::: DATA FOR THE TASK :::

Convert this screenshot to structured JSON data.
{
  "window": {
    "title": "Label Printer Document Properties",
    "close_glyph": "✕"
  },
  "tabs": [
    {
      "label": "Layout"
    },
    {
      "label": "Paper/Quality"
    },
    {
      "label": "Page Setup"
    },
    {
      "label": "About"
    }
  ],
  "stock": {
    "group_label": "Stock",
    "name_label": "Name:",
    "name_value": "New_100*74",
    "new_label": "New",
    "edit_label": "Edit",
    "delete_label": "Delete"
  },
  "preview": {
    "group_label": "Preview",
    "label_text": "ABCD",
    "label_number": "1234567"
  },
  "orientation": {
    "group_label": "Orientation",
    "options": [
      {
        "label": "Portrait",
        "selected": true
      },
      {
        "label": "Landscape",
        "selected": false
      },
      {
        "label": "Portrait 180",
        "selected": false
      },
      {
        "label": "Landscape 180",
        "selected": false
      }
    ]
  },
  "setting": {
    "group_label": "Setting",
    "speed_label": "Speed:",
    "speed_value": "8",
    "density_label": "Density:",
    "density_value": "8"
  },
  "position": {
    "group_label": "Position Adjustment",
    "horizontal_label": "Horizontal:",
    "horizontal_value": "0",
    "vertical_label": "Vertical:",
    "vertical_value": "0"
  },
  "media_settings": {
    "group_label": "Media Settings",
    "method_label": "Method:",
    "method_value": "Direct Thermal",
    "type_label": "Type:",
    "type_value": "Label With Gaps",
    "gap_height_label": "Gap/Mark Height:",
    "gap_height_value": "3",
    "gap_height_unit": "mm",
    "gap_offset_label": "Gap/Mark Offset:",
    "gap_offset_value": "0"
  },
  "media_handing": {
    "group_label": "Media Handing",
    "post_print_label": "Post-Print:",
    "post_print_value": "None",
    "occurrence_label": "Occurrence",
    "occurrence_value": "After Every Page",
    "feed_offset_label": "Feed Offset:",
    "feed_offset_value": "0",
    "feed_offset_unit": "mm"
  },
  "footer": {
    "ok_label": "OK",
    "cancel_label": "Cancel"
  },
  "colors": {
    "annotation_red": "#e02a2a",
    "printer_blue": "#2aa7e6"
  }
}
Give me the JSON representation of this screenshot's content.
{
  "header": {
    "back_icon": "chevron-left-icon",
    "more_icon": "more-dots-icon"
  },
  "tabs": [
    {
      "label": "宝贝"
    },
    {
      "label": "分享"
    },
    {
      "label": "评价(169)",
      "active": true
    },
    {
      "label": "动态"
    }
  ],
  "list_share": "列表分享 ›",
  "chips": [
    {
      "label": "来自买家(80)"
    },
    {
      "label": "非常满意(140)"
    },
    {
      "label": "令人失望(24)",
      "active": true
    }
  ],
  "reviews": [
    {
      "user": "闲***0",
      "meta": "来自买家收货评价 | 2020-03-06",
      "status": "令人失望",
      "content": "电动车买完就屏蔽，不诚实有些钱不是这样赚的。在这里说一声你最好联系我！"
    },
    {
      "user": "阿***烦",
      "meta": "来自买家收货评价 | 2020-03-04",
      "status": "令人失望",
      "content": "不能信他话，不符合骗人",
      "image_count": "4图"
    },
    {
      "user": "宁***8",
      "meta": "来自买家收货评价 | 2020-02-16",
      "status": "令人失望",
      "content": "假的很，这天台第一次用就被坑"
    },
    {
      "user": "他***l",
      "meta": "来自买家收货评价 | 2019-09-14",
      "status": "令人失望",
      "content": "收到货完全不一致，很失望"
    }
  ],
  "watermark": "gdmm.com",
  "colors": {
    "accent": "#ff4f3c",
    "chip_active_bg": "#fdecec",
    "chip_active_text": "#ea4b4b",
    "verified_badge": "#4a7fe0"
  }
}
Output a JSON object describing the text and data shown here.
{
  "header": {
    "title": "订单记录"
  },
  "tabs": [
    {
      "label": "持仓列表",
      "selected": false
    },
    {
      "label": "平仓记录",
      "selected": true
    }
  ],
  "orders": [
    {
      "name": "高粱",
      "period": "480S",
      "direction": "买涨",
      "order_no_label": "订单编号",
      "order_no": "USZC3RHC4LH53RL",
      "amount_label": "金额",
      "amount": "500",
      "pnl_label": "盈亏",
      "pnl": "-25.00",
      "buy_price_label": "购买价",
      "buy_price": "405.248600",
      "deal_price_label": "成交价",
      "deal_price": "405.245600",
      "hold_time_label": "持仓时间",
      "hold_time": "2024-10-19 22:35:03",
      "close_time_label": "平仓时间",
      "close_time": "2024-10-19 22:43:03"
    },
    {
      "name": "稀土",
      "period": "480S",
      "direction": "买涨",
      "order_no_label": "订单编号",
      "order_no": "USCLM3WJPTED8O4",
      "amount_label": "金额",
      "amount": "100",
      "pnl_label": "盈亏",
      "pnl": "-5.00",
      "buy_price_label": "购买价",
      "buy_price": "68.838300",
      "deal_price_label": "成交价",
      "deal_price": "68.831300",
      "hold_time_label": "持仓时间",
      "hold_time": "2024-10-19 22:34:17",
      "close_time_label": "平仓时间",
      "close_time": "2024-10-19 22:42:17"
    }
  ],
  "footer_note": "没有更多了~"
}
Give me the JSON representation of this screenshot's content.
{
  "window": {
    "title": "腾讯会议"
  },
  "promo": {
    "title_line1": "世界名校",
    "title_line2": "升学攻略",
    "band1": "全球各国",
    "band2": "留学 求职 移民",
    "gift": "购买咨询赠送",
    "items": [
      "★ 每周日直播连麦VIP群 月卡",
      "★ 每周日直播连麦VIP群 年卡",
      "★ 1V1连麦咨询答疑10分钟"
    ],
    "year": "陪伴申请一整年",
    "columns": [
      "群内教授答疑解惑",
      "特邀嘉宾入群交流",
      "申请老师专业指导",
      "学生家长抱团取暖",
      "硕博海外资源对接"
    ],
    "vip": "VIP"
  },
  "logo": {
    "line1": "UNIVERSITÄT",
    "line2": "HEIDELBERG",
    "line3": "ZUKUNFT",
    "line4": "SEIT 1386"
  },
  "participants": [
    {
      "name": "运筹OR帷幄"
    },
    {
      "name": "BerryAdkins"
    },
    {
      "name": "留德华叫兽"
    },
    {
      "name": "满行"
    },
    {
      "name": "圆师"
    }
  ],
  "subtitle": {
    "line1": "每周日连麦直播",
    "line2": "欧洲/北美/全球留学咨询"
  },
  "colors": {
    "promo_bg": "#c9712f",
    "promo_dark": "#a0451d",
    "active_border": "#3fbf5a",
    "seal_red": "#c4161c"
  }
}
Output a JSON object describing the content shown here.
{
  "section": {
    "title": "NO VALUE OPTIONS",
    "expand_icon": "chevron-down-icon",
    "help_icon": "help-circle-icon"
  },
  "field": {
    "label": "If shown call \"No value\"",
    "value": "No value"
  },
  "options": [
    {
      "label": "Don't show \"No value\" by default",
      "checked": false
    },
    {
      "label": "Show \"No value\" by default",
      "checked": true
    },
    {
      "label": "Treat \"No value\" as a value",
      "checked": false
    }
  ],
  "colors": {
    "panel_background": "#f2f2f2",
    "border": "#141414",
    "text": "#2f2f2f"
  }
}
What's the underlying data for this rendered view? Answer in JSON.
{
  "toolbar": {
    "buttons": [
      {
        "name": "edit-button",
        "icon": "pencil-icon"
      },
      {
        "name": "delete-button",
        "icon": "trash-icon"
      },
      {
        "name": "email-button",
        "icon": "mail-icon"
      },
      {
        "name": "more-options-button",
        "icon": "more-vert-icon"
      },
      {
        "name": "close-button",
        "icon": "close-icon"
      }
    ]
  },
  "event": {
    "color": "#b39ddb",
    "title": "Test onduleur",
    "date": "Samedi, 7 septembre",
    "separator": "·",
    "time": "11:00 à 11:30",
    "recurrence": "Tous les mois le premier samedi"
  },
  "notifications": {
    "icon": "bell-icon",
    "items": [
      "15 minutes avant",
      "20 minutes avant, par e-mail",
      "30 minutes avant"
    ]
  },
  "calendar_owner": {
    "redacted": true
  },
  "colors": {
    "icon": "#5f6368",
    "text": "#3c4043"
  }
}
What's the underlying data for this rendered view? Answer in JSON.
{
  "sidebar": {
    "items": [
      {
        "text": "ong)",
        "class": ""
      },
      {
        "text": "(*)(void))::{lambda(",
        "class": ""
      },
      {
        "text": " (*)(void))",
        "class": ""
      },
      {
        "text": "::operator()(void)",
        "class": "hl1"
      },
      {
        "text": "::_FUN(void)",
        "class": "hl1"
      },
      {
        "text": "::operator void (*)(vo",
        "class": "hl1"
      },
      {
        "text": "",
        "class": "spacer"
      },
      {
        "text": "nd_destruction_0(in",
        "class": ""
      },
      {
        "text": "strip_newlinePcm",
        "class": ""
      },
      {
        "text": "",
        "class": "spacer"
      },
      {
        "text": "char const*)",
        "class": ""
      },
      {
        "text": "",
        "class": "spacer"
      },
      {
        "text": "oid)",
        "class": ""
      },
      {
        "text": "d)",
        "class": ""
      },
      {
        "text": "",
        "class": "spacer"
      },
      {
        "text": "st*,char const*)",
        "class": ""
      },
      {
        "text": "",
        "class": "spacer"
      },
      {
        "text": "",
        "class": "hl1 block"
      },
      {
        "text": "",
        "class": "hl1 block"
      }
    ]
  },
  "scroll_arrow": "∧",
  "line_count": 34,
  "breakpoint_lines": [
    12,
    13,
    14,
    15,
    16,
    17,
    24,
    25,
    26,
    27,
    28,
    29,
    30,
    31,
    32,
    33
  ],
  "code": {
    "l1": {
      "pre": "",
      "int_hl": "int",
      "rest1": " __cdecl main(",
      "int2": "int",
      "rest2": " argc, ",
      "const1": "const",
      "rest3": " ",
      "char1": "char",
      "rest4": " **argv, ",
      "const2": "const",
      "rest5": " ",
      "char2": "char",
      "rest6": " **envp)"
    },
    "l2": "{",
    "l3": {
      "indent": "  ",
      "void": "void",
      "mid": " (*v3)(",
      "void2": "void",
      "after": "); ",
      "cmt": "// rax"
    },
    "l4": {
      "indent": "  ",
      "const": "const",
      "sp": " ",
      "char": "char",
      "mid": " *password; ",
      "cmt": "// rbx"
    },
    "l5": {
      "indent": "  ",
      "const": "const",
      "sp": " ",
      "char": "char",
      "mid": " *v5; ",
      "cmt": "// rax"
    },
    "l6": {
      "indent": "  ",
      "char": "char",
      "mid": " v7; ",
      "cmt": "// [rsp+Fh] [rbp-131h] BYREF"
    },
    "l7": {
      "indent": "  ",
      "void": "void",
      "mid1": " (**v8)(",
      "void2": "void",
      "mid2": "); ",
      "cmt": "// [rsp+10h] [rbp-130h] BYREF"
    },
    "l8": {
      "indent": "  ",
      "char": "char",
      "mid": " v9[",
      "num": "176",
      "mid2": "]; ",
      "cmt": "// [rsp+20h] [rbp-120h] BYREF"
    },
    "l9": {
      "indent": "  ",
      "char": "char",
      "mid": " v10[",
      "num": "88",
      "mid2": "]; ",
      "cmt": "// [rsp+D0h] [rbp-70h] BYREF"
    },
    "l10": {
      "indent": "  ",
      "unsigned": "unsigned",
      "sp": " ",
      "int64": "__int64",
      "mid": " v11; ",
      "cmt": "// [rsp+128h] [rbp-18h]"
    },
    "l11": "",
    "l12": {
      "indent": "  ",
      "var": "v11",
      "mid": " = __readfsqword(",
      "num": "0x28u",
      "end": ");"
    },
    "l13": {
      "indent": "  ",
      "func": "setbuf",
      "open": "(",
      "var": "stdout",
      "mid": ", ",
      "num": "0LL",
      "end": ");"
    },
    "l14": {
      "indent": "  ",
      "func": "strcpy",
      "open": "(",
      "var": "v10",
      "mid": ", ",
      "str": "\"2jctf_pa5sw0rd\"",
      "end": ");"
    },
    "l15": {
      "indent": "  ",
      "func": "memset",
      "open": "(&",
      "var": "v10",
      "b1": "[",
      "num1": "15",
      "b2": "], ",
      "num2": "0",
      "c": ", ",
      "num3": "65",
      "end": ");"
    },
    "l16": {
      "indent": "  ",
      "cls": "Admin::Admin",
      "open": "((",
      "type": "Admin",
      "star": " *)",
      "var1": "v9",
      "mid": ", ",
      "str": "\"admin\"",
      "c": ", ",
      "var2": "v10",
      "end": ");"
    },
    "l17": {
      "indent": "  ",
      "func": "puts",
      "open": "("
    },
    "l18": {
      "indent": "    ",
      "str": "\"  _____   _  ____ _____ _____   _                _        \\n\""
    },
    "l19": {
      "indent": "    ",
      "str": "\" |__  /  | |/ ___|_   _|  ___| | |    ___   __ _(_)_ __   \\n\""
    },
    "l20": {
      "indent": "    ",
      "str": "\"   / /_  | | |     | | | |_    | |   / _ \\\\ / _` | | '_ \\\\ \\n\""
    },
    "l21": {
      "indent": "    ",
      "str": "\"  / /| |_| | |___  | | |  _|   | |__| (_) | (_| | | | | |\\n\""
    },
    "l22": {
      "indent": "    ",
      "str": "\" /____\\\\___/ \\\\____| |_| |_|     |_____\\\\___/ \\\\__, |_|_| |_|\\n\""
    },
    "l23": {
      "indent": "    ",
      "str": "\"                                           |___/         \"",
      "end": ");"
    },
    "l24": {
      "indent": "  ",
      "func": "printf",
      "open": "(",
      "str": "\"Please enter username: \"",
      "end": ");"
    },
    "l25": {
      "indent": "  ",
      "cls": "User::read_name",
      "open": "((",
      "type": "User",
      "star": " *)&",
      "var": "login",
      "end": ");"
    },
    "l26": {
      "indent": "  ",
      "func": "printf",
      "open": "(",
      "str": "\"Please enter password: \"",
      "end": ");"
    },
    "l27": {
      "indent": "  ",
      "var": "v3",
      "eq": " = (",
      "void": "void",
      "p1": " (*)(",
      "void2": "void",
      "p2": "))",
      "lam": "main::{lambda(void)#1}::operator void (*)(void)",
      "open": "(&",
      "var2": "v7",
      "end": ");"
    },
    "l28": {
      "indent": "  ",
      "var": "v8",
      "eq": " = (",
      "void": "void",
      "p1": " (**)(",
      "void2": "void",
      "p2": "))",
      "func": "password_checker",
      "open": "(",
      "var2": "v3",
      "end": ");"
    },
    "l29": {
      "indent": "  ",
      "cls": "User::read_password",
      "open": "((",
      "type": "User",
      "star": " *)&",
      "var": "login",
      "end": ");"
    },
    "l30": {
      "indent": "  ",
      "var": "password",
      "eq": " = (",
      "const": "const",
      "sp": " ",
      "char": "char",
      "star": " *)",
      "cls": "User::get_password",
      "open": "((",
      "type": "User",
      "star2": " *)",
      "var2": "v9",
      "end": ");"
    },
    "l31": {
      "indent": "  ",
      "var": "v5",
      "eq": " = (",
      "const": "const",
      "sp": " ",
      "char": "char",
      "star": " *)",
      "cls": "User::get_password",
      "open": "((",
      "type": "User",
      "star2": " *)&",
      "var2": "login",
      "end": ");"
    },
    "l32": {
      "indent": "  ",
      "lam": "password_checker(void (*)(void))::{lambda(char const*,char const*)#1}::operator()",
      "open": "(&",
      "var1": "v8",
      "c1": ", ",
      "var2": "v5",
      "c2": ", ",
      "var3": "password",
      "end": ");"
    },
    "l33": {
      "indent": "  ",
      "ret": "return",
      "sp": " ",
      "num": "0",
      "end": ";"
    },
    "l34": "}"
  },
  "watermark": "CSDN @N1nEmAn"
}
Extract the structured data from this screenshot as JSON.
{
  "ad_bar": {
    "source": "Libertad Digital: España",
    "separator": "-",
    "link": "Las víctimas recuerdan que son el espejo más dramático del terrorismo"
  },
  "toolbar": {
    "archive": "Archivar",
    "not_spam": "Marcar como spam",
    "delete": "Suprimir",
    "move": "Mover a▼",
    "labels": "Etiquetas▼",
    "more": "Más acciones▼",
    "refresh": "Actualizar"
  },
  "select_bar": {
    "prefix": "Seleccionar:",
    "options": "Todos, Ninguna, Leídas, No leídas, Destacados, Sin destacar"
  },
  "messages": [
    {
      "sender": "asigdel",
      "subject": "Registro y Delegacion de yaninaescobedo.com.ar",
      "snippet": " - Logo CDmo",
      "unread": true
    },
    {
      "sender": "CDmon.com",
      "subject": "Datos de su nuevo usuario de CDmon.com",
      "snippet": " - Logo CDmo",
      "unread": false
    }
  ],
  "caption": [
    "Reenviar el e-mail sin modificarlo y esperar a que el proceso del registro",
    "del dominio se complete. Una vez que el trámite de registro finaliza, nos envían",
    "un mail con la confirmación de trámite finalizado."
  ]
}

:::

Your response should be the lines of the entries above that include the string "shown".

Output a JSON object describing the text and data shown here.
Output a JSON object describing the content shown here.
    "label": "If shown call \"No value\"",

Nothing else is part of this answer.